The required output is a number: how many lines of the data below include the string "Enabled".

===== Data in this exercise

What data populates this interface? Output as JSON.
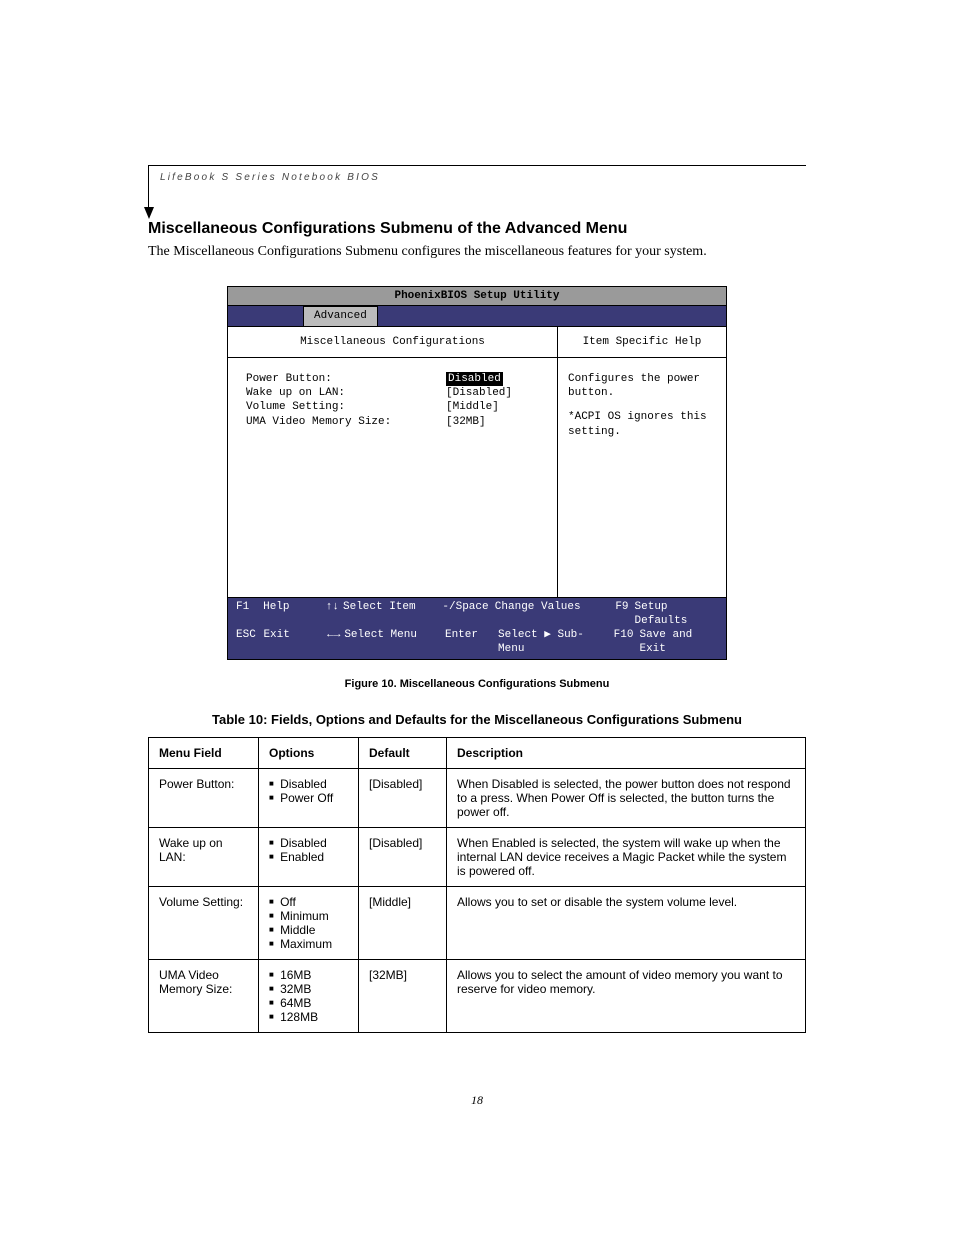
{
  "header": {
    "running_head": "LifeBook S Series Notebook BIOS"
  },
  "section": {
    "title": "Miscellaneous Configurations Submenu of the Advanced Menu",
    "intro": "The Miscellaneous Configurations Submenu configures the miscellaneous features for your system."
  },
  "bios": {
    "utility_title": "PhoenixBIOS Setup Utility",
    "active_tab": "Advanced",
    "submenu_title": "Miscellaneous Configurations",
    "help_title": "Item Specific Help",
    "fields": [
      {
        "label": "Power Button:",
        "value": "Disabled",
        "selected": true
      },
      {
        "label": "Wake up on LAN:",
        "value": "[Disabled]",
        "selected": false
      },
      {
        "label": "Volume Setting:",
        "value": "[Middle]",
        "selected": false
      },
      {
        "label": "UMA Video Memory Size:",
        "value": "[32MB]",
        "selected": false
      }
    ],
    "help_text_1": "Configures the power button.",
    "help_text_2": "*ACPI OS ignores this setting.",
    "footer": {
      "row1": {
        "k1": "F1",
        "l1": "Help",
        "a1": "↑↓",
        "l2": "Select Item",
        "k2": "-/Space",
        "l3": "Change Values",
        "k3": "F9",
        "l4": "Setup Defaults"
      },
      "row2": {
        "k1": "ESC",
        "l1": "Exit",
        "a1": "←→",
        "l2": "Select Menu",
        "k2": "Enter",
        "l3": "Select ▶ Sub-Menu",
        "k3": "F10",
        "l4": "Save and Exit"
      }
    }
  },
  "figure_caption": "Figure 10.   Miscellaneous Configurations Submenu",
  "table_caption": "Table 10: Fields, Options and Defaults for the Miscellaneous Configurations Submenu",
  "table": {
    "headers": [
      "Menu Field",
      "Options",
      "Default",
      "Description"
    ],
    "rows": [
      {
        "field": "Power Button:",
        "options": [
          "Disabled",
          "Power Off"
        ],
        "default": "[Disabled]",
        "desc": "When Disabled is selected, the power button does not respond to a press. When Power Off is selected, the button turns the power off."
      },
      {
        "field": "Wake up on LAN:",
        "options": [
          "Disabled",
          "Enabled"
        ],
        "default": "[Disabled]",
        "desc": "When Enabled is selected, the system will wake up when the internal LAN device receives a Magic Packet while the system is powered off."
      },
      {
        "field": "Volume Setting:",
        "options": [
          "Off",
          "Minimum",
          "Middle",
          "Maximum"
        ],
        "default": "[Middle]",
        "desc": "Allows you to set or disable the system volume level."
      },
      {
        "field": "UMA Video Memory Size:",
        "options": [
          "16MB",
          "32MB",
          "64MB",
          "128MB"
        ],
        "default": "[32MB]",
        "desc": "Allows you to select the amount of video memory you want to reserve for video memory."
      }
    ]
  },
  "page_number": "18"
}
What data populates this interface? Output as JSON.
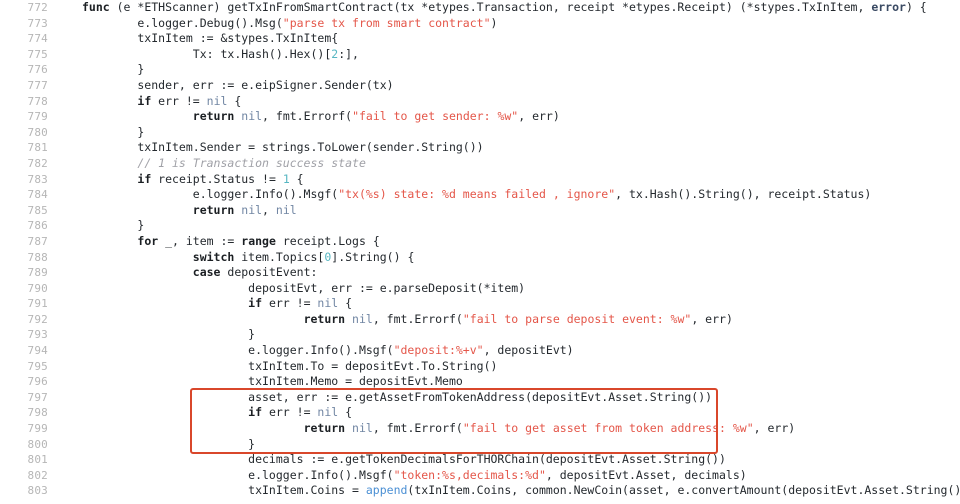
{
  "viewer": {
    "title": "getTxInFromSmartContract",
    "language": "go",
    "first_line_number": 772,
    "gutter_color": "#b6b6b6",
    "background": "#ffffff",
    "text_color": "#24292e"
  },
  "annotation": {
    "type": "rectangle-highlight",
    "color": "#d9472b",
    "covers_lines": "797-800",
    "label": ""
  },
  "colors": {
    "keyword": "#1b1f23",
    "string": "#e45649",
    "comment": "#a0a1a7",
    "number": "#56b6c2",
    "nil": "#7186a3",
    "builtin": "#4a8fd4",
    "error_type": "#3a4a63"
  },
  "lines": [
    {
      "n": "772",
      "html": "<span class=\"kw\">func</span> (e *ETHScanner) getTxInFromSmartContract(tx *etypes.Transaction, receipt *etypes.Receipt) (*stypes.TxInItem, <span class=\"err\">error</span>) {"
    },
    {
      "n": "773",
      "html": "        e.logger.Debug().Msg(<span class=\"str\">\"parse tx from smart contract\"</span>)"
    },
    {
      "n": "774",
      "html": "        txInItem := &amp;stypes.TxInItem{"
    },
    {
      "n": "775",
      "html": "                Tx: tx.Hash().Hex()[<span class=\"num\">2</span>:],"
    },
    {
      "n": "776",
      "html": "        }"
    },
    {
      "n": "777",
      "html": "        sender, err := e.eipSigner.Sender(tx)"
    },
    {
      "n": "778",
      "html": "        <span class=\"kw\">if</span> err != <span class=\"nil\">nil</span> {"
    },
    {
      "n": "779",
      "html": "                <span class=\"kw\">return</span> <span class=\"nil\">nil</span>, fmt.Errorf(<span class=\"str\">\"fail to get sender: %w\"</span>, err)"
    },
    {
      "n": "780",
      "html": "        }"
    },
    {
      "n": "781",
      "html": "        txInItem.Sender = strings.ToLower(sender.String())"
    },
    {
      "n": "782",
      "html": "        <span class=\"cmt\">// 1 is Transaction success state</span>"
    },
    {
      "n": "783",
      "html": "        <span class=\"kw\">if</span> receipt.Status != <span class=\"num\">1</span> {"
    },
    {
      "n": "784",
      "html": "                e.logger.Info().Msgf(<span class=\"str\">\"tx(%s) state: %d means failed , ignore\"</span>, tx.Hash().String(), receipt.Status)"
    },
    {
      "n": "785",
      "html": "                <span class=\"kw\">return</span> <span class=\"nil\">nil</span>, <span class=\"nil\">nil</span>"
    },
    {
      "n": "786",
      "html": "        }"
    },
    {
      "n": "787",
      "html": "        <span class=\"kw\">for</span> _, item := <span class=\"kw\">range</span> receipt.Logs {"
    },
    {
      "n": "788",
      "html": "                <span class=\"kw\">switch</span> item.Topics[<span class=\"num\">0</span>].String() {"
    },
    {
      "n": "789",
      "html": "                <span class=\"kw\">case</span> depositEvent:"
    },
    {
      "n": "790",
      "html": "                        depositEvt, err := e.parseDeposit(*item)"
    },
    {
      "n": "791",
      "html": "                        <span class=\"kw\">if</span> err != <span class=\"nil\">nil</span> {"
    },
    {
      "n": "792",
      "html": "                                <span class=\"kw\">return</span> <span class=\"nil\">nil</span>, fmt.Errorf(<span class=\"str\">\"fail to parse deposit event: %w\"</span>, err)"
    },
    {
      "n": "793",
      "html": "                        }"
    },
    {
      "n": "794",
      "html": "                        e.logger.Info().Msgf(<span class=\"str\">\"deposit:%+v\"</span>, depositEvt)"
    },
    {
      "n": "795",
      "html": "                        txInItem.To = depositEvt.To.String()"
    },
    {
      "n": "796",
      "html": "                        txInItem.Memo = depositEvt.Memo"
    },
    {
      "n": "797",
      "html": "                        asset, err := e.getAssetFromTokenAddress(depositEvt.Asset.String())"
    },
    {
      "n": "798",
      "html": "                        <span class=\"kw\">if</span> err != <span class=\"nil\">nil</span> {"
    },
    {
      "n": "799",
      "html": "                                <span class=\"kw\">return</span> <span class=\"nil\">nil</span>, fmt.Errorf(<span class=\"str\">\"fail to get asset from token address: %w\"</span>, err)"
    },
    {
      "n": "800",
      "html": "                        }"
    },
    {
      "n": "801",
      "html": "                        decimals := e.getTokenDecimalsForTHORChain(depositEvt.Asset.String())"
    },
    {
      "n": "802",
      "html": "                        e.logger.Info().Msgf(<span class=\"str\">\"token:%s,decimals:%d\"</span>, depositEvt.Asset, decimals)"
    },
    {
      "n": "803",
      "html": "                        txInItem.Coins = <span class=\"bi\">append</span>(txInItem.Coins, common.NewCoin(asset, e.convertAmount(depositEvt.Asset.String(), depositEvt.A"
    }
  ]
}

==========
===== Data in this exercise

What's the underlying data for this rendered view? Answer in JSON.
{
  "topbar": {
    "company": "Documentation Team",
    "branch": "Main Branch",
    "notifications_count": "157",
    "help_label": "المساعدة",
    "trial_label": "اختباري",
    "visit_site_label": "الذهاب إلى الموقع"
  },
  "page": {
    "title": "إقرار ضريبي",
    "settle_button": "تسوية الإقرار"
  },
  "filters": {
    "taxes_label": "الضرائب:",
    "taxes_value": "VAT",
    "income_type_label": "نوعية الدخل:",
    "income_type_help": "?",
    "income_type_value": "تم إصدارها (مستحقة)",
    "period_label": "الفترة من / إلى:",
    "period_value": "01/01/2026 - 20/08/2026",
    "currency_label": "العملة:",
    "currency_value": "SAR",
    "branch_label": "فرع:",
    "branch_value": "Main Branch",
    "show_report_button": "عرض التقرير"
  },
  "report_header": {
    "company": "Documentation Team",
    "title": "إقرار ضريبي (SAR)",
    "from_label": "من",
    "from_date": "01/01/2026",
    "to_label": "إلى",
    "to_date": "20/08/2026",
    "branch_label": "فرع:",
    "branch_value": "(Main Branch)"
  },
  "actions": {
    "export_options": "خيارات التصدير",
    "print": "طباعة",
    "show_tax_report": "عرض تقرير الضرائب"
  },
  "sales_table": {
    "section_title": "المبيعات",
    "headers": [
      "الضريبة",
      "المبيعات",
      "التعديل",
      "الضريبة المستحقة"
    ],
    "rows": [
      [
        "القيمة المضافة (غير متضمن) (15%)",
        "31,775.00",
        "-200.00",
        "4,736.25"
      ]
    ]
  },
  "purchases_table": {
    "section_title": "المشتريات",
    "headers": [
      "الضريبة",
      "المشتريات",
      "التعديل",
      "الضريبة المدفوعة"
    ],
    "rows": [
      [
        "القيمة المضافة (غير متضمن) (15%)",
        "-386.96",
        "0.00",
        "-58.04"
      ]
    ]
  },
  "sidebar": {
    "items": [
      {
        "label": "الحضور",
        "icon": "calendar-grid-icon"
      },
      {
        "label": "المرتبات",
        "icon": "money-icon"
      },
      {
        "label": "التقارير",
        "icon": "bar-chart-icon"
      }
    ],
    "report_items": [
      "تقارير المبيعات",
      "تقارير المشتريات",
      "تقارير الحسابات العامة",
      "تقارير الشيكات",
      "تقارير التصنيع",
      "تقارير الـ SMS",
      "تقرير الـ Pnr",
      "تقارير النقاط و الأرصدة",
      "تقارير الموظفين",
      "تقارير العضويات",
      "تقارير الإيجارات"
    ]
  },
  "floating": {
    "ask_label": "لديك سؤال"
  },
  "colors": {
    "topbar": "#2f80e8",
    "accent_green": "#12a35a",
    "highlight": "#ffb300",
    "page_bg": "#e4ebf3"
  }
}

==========
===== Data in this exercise

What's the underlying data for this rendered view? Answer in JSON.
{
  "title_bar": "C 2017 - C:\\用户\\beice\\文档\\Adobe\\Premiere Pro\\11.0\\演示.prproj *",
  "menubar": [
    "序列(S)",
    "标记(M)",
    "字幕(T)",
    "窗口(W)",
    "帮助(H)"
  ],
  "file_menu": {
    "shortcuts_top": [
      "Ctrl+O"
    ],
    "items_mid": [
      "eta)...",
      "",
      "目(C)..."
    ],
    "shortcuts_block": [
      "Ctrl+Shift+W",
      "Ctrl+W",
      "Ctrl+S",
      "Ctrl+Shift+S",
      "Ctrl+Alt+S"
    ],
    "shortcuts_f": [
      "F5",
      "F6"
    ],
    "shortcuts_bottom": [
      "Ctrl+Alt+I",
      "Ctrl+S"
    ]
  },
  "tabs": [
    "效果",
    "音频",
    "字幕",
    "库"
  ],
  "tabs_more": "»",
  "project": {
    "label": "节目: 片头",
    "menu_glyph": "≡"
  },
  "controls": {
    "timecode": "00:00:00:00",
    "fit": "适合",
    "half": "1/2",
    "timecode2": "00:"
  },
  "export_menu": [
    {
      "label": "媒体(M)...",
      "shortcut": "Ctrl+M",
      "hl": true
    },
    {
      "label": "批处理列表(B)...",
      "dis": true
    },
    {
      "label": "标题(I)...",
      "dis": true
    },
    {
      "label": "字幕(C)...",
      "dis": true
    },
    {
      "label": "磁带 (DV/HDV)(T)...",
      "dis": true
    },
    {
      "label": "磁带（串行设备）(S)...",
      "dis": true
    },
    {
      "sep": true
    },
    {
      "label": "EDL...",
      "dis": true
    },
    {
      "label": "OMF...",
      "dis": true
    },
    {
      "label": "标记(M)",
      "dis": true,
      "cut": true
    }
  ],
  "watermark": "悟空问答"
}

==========

Answer below – 2